  • This is a group of disorders affecting voluntary muscles: mainly hips and shoulders
  • Muscle weakness and atrophy lead to limited mobility and an inability to raise arms and shoulders
  • Intellect is not affected
  • Cardio/pulmonary issues may occur later in disease 


Mild form of myotonic dystrophy

  • Includes cataracts and mild myotonia (sustained muscle contractions)

Classic form of myotonic dystrophy 

  • Muscle weakness and wasting
  • Myotonia
  • Cataracts
  • Cardiac conduction abnormalities
  • Adults may be physically disabled

Congenital form (present at birth)

  • Hypotonia (low muscle tone)
  • Severe generalized weakness at birth
  • Respiratory insufficiency and early death
  • Intellectual disability (50-60%)
  • Autism spectrum disorder
  • Mood/anxiety disorders
  • Impaired attention
  • Abnormal visual spatial abilities
  • Low visual acuity, farsighted, astigmatism

Treatment (may apply to all but not necessarily):

  • Ankle and foot orthotics
  • Wheelchairs and other assistive devices
  • Pain management
  • Cardiac evaluation
  • Cataracts removed
  • Physical therapy

Myotonic Dystrophies

  • Is a multisystem disorder than affects skeletal and smooth muscles
  • It ranges from mild to severe
  • Most symptoms of myotonic dystrophy begin after 20 years of age
  • This condition causes an inability to relax muscles
    • It typically affects the following:
      • Face
      • Feet
      • Hands
      • Neck
  • The eyes, heart, endocrine, and central nervous system may also be affected
  • Minor intellectual disability is present in some individuals
  • Lack of facial expression may misrepresent intelligence
  • Anti-social behavior may be found
  • Possible behavioral characteristics
    • Avoidant
    • Obsessive compulsive
    • Passive expressive personality
    • Anxiety
    • Depression
  • May have sleep apnea and day time sleepiness

SMA is a disease that progressively weakens individual’s physical strength by affecting the motor nerve cells in the spinal cord.
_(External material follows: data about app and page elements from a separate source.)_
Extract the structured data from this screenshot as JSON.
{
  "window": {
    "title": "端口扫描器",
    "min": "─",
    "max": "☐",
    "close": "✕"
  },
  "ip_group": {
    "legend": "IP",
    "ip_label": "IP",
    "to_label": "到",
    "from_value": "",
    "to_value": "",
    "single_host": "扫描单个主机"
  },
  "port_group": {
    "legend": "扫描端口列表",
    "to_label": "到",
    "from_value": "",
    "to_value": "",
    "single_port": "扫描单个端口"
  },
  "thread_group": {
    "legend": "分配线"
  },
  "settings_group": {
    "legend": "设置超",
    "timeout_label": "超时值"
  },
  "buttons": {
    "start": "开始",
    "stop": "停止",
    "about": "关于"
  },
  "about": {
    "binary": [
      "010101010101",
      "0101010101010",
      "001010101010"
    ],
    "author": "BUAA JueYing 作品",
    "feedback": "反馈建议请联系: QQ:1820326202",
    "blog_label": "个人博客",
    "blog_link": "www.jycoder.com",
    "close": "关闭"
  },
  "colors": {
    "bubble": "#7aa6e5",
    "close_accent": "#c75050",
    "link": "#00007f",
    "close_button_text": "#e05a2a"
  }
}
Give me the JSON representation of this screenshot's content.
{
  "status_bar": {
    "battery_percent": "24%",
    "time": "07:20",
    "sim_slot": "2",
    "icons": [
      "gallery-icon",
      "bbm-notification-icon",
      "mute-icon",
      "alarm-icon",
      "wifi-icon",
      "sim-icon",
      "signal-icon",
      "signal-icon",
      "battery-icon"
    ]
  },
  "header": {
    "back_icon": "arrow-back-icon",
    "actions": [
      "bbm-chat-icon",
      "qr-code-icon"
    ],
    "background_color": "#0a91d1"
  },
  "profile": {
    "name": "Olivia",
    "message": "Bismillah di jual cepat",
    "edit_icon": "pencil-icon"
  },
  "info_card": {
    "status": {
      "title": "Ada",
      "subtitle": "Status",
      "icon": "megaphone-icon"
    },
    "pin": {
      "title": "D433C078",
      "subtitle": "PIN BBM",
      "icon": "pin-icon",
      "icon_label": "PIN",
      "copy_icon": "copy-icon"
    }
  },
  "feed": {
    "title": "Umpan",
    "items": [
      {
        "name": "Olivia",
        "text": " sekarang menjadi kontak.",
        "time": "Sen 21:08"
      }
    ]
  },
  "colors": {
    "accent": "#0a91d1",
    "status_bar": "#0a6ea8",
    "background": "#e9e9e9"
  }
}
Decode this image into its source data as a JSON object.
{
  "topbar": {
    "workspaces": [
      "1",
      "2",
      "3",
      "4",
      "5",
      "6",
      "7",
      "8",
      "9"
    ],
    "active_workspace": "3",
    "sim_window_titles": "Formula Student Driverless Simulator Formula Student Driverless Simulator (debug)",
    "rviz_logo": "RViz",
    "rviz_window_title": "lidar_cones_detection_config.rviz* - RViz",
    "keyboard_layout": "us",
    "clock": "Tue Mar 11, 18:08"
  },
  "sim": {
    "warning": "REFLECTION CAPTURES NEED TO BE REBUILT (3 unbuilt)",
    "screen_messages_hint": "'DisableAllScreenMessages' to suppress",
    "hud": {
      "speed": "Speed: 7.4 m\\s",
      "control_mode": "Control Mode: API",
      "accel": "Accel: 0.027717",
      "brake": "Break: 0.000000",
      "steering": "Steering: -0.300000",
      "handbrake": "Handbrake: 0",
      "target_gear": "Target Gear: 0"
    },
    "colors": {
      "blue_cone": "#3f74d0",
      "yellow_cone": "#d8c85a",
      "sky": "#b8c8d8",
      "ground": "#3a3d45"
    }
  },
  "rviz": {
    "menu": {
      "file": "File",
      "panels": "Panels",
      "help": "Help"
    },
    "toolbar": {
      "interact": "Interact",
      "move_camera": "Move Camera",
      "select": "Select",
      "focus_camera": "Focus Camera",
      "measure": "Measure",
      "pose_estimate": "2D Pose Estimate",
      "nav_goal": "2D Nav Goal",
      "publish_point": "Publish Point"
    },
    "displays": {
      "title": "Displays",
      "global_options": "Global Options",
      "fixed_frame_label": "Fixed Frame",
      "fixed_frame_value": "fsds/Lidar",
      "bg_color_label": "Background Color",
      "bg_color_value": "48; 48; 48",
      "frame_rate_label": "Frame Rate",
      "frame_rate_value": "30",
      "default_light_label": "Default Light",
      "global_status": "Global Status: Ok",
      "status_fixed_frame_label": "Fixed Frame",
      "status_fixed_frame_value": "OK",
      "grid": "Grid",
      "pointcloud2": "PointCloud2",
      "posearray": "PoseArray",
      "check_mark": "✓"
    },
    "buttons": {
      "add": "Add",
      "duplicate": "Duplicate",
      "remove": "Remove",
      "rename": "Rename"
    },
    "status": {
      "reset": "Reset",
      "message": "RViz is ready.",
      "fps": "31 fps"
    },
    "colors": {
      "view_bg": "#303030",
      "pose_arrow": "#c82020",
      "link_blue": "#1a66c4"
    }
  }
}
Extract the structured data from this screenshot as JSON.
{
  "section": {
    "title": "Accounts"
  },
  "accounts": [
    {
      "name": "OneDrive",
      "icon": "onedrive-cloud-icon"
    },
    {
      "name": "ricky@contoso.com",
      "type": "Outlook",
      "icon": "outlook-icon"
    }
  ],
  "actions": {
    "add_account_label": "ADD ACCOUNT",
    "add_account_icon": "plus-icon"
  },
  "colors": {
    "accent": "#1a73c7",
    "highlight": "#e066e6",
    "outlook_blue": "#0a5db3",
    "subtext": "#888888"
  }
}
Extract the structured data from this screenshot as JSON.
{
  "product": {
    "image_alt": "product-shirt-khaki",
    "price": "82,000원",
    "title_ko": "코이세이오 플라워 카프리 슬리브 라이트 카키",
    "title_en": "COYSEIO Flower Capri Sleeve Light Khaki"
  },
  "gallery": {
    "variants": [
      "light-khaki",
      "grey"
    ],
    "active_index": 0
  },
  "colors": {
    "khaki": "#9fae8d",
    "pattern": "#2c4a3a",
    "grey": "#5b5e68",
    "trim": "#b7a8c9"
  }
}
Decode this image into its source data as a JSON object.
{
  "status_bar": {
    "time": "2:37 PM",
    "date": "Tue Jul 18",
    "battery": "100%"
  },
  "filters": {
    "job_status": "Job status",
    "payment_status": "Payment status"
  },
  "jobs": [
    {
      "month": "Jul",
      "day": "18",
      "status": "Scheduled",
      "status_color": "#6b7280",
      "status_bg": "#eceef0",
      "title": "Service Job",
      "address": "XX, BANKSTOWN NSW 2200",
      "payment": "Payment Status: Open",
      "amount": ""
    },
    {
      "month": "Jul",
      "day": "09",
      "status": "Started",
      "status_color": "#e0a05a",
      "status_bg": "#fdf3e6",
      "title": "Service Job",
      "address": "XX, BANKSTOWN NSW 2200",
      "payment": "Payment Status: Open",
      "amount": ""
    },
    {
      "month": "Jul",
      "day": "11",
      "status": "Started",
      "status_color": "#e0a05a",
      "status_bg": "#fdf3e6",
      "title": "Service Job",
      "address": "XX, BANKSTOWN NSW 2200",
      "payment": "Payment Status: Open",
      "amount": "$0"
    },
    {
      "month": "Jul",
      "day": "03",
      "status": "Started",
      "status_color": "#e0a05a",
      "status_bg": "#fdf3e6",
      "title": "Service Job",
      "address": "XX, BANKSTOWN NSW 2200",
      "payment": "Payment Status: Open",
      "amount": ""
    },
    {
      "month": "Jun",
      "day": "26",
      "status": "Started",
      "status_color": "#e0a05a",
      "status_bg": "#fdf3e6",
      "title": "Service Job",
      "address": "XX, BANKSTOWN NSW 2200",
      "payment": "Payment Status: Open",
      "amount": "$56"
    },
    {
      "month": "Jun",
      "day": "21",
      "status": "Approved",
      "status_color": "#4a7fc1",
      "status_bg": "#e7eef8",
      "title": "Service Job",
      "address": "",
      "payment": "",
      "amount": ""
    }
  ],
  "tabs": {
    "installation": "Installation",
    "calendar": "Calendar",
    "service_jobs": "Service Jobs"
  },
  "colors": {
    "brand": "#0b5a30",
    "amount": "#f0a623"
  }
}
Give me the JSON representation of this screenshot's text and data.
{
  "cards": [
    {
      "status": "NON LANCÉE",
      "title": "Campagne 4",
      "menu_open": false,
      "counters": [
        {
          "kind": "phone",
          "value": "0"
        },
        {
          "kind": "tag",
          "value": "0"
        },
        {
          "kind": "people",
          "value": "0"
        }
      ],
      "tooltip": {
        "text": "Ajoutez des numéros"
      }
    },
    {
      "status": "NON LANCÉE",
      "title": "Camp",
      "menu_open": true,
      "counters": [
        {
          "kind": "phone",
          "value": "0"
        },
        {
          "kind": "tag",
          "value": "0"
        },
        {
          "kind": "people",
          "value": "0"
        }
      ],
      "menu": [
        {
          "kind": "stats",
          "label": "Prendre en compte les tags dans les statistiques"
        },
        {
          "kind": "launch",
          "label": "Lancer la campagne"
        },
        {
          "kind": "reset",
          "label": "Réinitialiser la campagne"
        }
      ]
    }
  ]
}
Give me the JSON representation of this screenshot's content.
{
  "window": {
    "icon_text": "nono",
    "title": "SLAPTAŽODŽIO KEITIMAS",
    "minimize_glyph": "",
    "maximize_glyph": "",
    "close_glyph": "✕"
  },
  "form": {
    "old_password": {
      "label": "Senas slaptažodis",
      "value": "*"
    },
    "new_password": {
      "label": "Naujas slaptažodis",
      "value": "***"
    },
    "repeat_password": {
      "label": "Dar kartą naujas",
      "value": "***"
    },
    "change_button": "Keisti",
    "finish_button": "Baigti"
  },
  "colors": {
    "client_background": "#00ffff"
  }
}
This affects the ability to walk, eat, and/or breathe. It is the number one genetic cause of death for infants. Cognitive function is not affected.

  • There are four primary types of SMA: type I, II, III, and IV. The type of SMA is based on age of onset and the highest physical milestones achieved. 
  • Those with SMA may also have:
    • Poor weight gain
    • Sleep difficulties
    • Scoliosis
    • Joint contractures
    • GI issues
      • Constipation
      • GI reflux
    • Incontinence
    • Pain

Treatment and other assists:

  • Physical therapy
    • Stretching
    • Range of motion activities
  • Occupational therapy
    • Modified written assignments
    • Computer technology
    • Fine motor strengthening
  • Orthotic interventions for scoliosis, and/or foot deformities
  • Dietary modifications and/or G tube for dysphagia
  • Cough assist, bi-pap and/or other respiratory interventions
  • Ensure safety on playground, in hallways, in the class
  • Adaptive physical education
  • Walking aids, wheelchair, and other assistance in getting around the classroom

For more information on SMA generally and SMA in the classroom visit Cure SMA / At School.